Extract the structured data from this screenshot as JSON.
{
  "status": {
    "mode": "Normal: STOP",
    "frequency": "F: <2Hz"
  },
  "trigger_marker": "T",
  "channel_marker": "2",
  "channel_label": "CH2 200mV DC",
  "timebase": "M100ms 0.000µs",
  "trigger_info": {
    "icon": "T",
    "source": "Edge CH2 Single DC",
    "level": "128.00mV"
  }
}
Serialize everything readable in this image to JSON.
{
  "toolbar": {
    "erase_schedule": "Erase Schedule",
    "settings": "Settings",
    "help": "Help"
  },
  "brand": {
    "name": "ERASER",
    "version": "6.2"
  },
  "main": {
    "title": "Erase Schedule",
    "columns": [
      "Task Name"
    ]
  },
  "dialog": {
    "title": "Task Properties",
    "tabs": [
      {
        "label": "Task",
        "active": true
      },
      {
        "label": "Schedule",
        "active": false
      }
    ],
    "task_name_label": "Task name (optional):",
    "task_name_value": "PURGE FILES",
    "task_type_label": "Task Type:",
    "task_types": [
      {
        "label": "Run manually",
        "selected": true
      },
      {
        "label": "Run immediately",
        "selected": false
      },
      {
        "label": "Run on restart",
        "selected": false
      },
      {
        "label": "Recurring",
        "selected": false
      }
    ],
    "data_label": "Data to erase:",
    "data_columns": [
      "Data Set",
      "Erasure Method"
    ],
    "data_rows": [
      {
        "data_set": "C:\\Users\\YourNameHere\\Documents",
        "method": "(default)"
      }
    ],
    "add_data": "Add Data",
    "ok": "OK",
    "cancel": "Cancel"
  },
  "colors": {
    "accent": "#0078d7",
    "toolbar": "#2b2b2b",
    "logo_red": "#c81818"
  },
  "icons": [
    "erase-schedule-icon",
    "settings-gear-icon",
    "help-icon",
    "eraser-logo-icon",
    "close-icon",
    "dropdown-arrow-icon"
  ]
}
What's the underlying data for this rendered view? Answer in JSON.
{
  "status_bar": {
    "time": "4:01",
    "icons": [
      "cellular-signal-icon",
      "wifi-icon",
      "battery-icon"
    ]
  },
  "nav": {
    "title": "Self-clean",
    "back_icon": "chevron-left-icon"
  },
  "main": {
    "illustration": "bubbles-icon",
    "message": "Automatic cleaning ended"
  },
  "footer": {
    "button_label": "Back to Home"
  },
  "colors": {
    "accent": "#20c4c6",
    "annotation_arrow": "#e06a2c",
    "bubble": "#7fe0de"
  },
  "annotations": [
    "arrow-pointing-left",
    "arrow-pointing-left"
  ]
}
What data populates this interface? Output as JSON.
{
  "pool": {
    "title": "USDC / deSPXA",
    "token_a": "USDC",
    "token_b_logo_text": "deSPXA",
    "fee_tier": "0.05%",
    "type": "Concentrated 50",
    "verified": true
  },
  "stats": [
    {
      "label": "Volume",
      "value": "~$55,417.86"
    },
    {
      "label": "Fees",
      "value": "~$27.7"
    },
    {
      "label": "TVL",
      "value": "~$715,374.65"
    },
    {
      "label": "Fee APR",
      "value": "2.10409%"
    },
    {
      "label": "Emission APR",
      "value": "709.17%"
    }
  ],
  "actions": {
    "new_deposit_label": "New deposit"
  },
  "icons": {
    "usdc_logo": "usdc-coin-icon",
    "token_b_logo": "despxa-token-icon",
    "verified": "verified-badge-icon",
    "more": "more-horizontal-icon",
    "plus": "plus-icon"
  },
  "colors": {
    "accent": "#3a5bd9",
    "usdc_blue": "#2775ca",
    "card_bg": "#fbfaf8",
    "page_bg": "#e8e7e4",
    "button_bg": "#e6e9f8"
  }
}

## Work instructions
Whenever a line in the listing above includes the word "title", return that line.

## Response for this exercise
    "title": "Erase Schedule",
    "title": "Task Properties",
    "title": "Self-clean",
    "title": "USDC / deSPXA",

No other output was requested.